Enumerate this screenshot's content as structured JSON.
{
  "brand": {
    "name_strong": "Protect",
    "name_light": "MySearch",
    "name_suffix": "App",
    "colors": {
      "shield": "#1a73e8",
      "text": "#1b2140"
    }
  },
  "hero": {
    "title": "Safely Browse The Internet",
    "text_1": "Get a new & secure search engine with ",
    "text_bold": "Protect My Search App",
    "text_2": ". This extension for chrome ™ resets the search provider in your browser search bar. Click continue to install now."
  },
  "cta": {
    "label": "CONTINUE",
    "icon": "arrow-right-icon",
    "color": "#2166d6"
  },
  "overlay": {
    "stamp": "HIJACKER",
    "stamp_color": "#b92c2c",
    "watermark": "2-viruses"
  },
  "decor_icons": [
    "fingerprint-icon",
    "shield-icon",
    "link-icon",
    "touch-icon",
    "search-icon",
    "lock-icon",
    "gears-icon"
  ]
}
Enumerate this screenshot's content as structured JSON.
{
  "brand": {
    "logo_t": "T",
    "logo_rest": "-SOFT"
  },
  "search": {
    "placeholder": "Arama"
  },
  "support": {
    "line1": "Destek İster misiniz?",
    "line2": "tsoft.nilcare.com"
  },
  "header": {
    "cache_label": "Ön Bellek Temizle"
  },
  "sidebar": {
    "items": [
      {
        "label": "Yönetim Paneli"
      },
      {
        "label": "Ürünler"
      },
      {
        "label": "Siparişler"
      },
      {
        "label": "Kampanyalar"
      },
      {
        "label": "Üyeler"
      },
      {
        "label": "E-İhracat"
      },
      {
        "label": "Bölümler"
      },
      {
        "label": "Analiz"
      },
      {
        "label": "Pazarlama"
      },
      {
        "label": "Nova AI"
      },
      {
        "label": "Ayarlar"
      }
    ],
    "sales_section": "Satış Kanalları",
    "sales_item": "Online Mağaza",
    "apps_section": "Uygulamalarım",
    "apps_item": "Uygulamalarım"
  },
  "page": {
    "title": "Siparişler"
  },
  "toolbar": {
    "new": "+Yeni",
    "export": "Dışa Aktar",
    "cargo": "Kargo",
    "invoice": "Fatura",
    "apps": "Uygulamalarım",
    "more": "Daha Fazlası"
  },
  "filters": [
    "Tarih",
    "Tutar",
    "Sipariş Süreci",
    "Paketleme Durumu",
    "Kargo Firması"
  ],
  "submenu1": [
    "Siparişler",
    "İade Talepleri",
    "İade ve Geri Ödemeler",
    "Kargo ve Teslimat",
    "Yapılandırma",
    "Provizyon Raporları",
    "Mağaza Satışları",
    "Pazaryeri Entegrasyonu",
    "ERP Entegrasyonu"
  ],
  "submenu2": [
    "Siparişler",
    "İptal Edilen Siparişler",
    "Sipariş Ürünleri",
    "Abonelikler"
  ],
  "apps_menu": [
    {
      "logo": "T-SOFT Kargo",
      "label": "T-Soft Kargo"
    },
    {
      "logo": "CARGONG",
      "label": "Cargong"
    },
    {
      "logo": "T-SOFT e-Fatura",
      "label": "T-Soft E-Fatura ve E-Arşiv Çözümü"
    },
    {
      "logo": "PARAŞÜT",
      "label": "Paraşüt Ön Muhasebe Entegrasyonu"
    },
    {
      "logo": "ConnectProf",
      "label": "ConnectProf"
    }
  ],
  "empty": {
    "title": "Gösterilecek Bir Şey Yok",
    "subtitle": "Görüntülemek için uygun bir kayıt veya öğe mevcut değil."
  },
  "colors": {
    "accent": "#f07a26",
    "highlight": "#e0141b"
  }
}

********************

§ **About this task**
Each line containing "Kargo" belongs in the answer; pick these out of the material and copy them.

§ **Task solution**
    "cargo": "Kargo",
    "Kargo Firması"
    "Kargo ve Teslimat",
      "logo": "T-SOFT Kargo",
      "label": "T-Soft Kargo"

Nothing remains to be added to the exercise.